Exercise description:
Scan the records for the string "Técnico"; copy each line where it occurs.

*** Supplied material ***

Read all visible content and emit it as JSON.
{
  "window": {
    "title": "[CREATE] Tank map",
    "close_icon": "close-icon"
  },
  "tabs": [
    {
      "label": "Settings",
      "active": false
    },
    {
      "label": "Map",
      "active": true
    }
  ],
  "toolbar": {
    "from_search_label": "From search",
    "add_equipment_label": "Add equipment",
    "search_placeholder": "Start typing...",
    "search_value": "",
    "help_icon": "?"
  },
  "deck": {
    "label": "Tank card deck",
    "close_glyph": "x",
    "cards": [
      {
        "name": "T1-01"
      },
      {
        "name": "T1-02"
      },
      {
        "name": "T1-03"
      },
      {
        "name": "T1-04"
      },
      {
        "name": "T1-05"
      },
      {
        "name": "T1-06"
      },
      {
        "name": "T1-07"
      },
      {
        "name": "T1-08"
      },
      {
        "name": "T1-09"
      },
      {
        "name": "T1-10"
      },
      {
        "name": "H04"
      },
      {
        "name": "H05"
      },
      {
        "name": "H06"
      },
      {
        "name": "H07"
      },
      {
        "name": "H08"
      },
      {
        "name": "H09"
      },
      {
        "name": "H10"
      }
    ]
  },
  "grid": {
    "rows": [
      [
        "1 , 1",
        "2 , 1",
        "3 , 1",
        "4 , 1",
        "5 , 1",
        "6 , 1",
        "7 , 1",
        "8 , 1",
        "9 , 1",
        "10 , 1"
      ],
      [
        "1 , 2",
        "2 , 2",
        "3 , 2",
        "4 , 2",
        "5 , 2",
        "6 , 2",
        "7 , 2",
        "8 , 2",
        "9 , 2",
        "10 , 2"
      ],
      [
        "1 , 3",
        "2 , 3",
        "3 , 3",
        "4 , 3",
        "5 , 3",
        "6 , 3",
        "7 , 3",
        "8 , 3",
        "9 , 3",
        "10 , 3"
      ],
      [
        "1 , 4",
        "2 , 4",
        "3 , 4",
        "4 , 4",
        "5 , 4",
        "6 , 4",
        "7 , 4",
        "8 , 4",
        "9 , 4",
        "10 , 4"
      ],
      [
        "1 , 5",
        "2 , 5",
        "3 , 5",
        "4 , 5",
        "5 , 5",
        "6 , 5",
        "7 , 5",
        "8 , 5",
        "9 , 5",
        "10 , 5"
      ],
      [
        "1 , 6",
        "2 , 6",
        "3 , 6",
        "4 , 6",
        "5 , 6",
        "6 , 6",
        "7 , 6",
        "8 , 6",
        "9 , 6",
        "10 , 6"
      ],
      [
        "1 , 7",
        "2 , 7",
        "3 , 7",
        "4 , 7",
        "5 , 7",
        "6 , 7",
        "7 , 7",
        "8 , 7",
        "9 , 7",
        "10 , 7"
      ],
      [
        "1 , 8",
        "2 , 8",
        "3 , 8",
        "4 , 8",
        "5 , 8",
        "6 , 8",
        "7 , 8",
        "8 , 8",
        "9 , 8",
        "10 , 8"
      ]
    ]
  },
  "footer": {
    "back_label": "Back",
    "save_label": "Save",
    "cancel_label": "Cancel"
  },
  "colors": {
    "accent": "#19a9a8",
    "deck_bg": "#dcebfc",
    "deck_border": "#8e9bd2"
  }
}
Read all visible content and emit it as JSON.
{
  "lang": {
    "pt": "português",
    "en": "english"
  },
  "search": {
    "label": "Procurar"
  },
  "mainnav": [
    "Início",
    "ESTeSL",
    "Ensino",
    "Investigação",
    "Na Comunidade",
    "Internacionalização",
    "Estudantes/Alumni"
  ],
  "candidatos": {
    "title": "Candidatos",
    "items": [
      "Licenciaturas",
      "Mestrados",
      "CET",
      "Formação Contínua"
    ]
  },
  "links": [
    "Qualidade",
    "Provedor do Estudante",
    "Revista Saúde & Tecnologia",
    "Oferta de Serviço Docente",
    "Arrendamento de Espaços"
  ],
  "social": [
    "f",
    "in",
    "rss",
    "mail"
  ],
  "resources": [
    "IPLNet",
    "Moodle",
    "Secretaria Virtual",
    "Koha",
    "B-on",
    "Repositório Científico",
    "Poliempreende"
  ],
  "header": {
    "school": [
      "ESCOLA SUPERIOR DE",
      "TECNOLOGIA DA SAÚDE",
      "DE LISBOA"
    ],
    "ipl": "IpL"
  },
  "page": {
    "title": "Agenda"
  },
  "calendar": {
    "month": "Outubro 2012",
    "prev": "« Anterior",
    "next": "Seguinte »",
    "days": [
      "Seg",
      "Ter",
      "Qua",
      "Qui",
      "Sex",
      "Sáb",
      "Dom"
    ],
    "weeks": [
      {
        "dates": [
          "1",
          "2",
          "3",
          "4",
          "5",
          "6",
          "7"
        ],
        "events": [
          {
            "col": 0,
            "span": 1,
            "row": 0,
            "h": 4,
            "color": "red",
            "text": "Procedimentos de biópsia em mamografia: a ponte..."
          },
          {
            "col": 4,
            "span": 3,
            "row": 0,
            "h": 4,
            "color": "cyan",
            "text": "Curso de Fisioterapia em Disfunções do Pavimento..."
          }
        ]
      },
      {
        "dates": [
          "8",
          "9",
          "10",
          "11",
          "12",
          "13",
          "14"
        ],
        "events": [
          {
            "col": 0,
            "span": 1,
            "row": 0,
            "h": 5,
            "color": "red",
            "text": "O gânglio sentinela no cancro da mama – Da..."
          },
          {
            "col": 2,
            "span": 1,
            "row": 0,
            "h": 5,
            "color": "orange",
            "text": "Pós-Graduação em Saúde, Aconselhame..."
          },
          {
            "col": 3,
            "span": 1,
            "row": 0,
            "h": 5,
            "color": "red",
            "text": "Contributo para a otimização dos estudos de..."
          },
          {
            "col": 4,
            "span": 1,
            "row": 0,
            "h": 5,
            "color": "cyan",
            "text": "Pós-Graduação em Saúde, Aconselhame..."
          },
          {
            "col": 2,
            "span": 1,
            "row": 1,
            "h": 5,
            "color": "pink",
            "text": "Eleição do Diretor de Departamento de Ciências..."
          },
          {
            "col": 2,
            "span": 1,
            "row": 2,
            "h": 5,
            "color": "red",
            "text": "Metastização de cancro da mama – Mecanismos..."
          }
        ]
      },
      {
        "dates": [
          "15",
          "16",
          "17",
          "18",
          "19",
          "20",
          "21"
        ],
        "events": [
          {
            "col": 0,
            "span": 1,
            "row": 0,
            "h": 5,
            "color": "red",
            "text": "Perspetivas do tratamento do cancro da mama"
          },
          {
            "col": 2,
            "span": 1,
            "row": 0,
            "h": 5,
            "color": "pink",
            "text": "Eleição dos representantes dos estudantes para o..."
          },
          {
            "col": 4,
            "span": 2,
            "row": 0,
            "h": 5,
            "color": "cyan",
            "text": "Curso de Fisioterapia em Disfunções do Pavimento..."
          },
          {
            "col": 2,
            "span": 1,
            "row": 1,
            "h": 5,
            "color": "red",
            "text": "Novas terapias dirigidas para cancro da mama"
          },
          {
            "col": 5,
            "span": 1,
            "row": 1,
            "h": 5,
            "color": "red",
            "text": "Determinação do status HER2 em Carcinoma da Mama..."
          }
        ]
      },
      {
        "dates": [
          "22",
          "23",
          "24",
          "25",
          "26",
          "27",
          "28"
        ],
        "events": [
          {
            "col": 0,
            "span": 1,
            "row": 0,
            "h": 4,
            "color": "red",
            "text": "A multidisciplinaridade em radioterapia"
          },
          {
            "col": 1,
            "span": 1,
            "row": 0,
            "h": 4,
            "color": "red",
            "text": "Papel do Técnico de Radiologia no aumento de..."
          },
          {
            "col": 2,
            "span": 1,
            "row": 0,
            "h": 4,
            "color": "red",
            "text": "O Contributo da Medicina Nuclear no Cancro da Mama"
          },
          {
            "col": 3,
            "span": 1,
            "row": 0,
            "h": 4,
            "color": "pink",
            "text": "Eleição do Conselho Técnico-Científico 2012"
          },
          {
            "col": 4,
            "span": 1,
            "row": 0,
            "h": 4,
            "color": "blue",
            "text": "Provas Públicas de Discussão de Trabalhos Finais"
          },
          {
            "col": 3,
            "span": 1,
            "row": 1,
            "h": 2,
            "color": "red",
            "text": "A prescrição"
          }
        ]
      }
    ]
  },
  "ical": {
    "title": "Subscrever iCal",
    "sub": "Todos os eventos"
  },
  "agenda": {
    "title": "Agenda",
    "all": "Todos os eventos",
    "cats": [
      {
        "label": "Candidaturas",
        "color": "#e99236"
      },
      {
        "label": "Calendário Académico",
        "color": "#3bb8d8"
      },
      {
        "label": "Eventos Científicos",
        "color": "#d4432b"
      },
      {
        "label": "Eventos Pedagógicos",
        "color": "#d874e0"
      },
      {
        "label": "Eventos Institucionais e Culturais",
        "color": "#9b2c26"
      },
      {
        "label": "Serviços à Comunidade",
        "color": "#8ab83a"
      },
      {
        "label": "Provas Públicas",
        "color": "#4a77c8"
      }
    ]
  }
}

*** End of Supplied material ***

Exercise answer:
            "text": "Papel do Técnico de Radiologia no aumento de..."
            "text": "Eleição do Conselho Técnico-Científico 2012"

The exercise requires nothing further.